The neon glare from the all-night gas station liquor store I have come to refer to generically as a “quick-rip” made her open eyes dance alive as I knelt in the wet street. Her coat was glossy and wet.
Things always weigh more when they are dead.
I lifted her into the back of my pick-up truck.
I closed her eyes. I walked across to the store and bought some plastic garbage bags from the pretty girl behind the counter. They were called Hefty, and were an attractive steel-grey color. Back at the truck I wrapped Beau in a towel to keep the plastic away from her body and put her in one of the bags. I remember marveling at the built-in plastic ties that closed the bag. They were tennis-ball yellow.
I called the sheriff’s office to express my gratitude for the help. It was when the dispatcher suggested I could take “your dead dog” to the dump in the morning that I realized Beau had to be buried on our almost purchased land.

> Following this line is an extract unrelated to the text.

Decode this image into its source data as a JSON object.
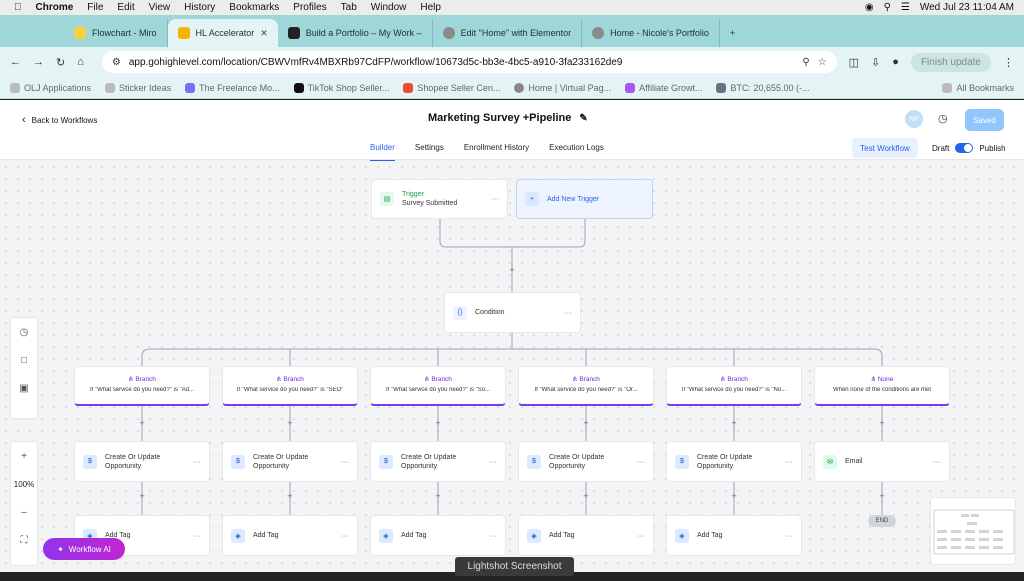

I could carve a wooden grave marker, a totem. I could attach her licenses and identity disks to the marker.
The next day our realtor, name of Ross, in a gesture that in retrospect made up for his other failings, offered the use of his freezer as Beau’s temporary resting place until we actually owned the land where we could bury her. Ross had been in Montana for about a dozen years and prided himself on educating newcomers. He’d once lived in Portland or Seattle and felt he understood the larger world. He marketed his real-estate business around that concept. He was a pale, polite man with thinning brown hair, and given to wearing corduroy and flannel.
My breath coalesced into fine motes of snow as I panted after struggling to put Beau, now stiff and awkward in her body bag, into Ross’s deep freeze. I stood in his shed shivering. He made me promise not to tell his wife about my dog in their freezer, growing colder alongside pale yellow paper packages red-crayon-marked as venison, elk and rabbit.
Outside, Ross told me to buy a chest-style freezer when we settled in. “The cold air sinks, so they’re more efficient. They’re better than those upright models.” I assured him I’d follow his advice. I fled into the evening, and stopped down the road because I could not see the road through my tears.
We finalized our property purchase by early December, in time for one of the state’s legendary blizzards. It dropped to 37 degrees below zero for a few days and soon thereafter I learned about shoveling the roof. If the snow gets too deep its weight will collapse the very rafters.
The cold snap iced everything solid and with the ground now too frozen for digging graves Beau spent our first Montana winter in Ross’s deep freeze.
Spring eventually came and with it snow melt and localized flooding. My friend Howard Bauer brought his bulldozer and backhoe out to our place to cut a new road after the one into our acreage was washed away. When I asked him to backhoe a hole out back near some birch trees for Beau, he laughed. “A grave’s just a hole in the dirt,” he said. “Where it is doesn’t matter. It’s only the remembering that makes it special.”
Howard was a practicing Jehovah’s Witness who befriended me after I hired him to install our septic system. He thought I was one of the Old Testament’s Chosen People. He had an excavation business, drove log truck, plowed some snow and was supremely successful at the inventive and necessary skills of Montana’s economic landscape. He was very strong, and although a medium-sized man seemed larger. He wore thick, black-framed glasses, could fix anything and make it better than before it was broken. I have never met a more generous or honest man.
I went and got Beau out of the freezer that afternoon. It was getting dark when I returned. Howard had waited. We put Beau in the hole and he used the backhoe’s front bucket to push half-frozen chunks of earth and dirt bright with blood-colored clay over her.
I drank some whiskey and poured a bit out onto the mound that had become her grave. Then we told each other stories about people we had loved that no longer lived.
It’s now been five dogs since we buried Beau.
She looked so much like a seal when she was swimming.
An earlier version of Burying Beauregard once appeared in the literary magazine Kinesis.